= Task directions =
All lines in the material below that hold "icon" should be found and copied.

= Material for this exercise =
::::

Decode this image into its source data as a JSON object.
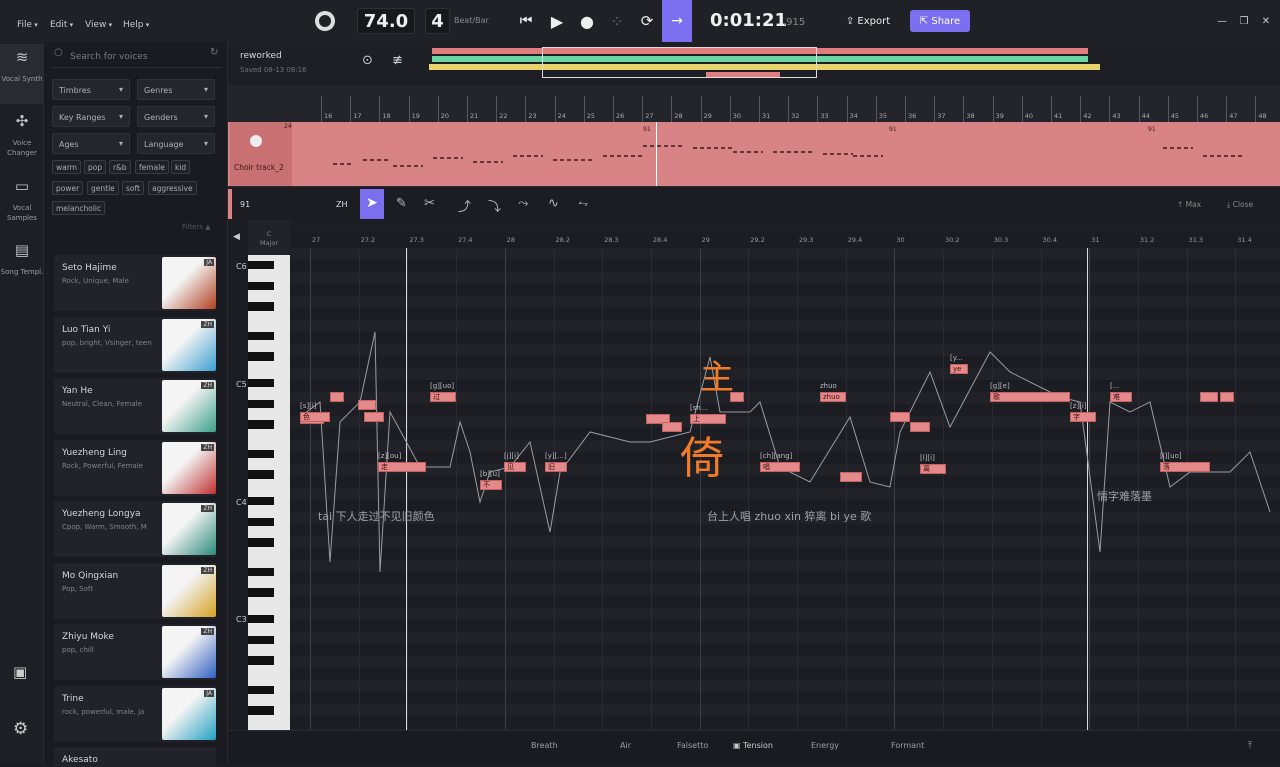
{
  "menu": [
    "File",
    "Edit",
    "View",
    "Help"
  ],
  "transport": {
    "tempo": "74.0",
    "beats": "4",
    "beats_label": "Beat/Bar",
    "time": "0:01:21",
    "time_ms": ".915",
    "export": "Export",
    "share": "Share"
  },
  "rail": [
    {
      "label": "Vocal Synth",
      "icon": "waveform-icon"
    },
    {
      "label": "Voice Changer",
      "icon": "voice-changer-icon"
    },
    {
      "label": "Vocal Samples",
      "icon": "samples-icon"
    },
    {
      "label": "Song Templ.",
      "icon": "template-icon"
    }
  ],
  "search": {
    "placeholder": "Search for voices"
  },
  "filters": [
    "Timbres",
    "Genres",
    "Key Ranges",
    "Genders",
    "Ages",
    "Language"
  ],
  "tags": [
    "warm",
    "pop",
    "r&b",
    "female",
    "kid",
    "power",
    "gentle",
    "soft",
    "aggressive",
    "melancholic"
  ],
  "filters_label": "Filters ▲",
  "voices": [
    {
      "name": "Seto Hajime",
      "desc": "Rock, Unique, Male",
      "lang": "JA",
      "color": "#b04020"
    },
    {
      "name": "Luo Tian Yi",
      "desc": "pop, bright, Vsinger, teen",
      "lang": "ZH",
      "color": "#3aa0d0"
    },
    {
      "name": "Yan He",
      "desc": "Neutral, Clean, Female",
      "lang": "ZH",
      "color": "#3aa08a"
    },
    {
      "name": "Yuezheng Ling",
      "desc": "Rock, Powerful, Female",
      "lang": "ZH",
      "color": "#c03030"
    },
    {
      "name": "Yuezheng Longya",
      "desc": "Cpop, Warm, Smooth, M",
      "lang": "ZH",
      "color": "#2a8a7a"
    },
    {
      "name": "Mo Qingxian",
      "desc": "Pop, Soft",
      "lang": "ZH",
      "color": "#d4a020"
    },
    {
      "name": "Zhiyu Moke",
      "desc": "pop, chill",
      "lang": "ZH",
      "color": "#3060c0"
    },
    {
      "name": "Trine",
      "desc": "rock, powerful, male, ja",
      "lang": "JA",
      "color": "#20a0c0"
    },
    {
      "name": "Akesato",
      "desc": "",
      "lang": "",
      "color": "#a04060"
    }
  ],
  "project": {
    "name": "reworked",
    "saved": "Saved 08-13 08:16"
  },
  "track": {
    "name": "Choir track_2",
    "bar": "24",
    "marker": "91"
  },
  "ruler_top": [
    "16",
    "17",
    "18",
    "19",
    "20",
    "21",
    "22",
    "23",
    "24",
    "25",
    "26",
    "27",
    "28",
    "29",
    "30",
    "31",
    "32",
    "33",
    "34",
    "35",
    "36",
    "37",
    "38",
    "39",
    "40",
    "41",
    "42",
    "43",
    "44",
    "45",
    "46",
    "47",
    "48"
  ],
  "editor": {
    "track_no": "91",
    "lang": "ZH",
    "max": "Max",
    "close": "Close",
    "key": "C",
    "scale": "Major"
  },
  "ruler_bottom": [
    "27",
    "27.2",
    "27.3",
    "27.4",
    "28",
    "28.2",
    "28.3",
    "28.4",
    "29",
    "29.2",
    "29.3",
    "29.4",
    "30",
    "30.2",
    "30.3",
    "30.4",
    "31",
    "31.2",
    "31.3",
    "31.4"
  ],
  "octaves": [
    "C6",
    "C5",
    "C4",
    "C3"
  ],
  "lyrics": [
    "tai 下人走过不见旧颜色",
    "台上人唱 zhuo xin 猝离 bi ye 歌",
    "情字难落墨"
  ],
  "overlay_chars": [
    "主",
    "倚"
  ],
  "bottom_tabs": [
    "Breath",
    "Air",
    "Falsetto",
    "Tension",
    "Energy",
    "Formant"
  ],
  "notes": [
    {
      "l": "",
      "p": ""
    },
    {
      "l": "[z][ou]",
      "p": "走"
    },
    {
      "l": "[b][u]",
      "p": "不"
    },
    {
      "l": "[j][i]",
      "p": "见"
    },
    {
      "l": "[y][...]",
      "p": "旧"
    },
    {
      "l": "[g][uo]",
      "p": "过"
    },
    {
      "l": "[sh...",
      "p": "上"
    },
    {
      "l": "zhuo",
      "p": "zhuo"
    },
    {
      "l": "[ch][ang]",
      "p": "唱"
    },
    {
      "l": "[l][i]",
      "p": "离"
    },
    {
      "l": "[y...",
      "p": "ye"
    },
    {
      "l": "[g][e]",
      "p": "歌"
    },
    {
      "l": "[s][i]",
      "p": "色"
    },
    {
      "l": "[z][i]",
      "p": "字"
    },
    {
      "l": "[l][uo]",
      "p": "落"
    },
    {
      "l": "[...",
      "p": "难"
    }
  ]
}
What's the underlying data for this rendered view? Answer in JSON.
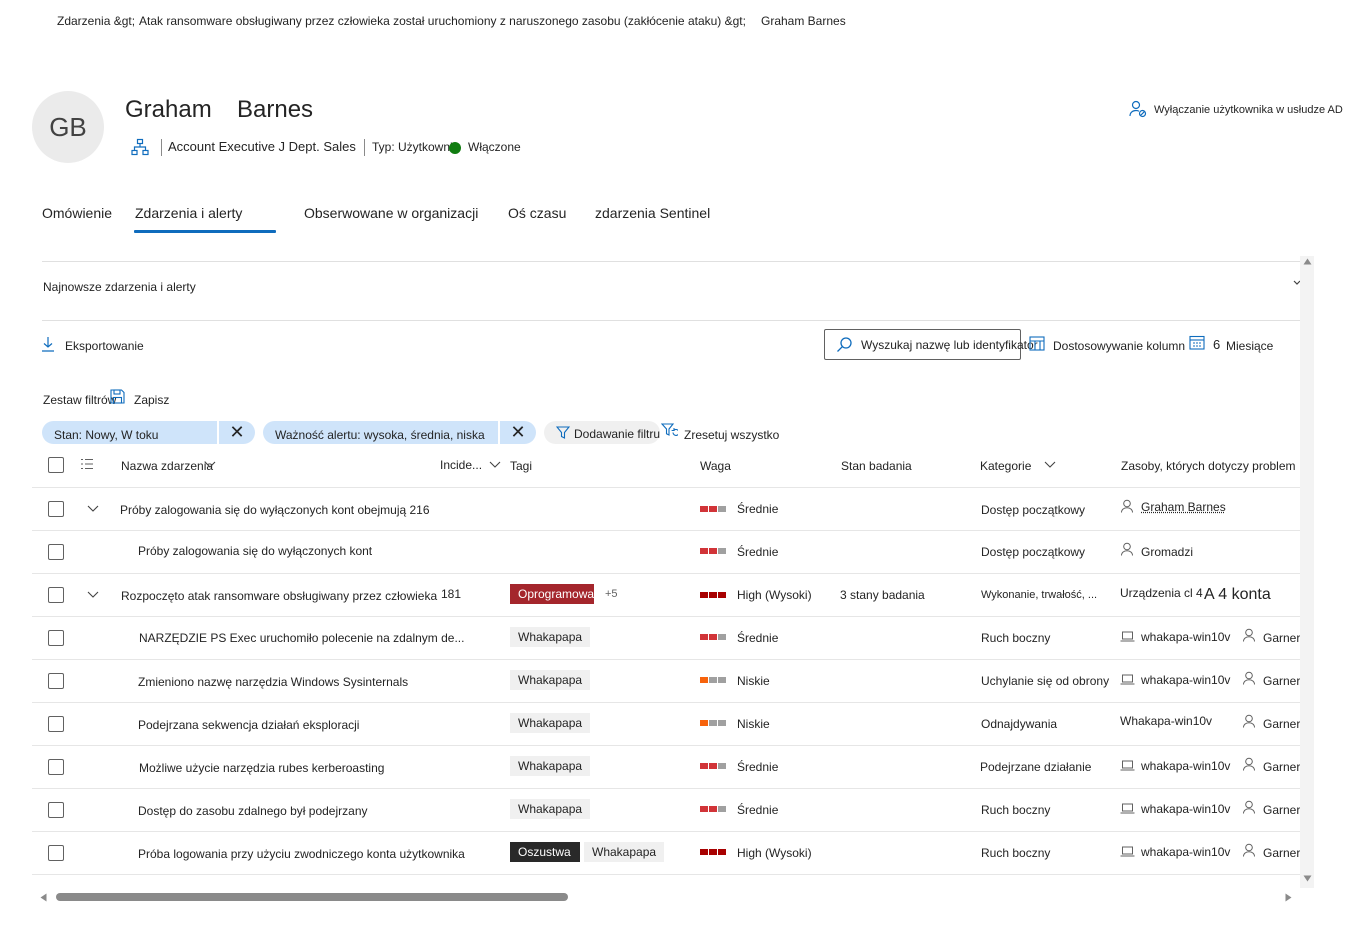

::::

= Answer to this exercise =
      "icon": "waveform-icon"
      "icon": "voice-changer-icon"
      "icon": "samples-icon"
      "icon": "template-icon"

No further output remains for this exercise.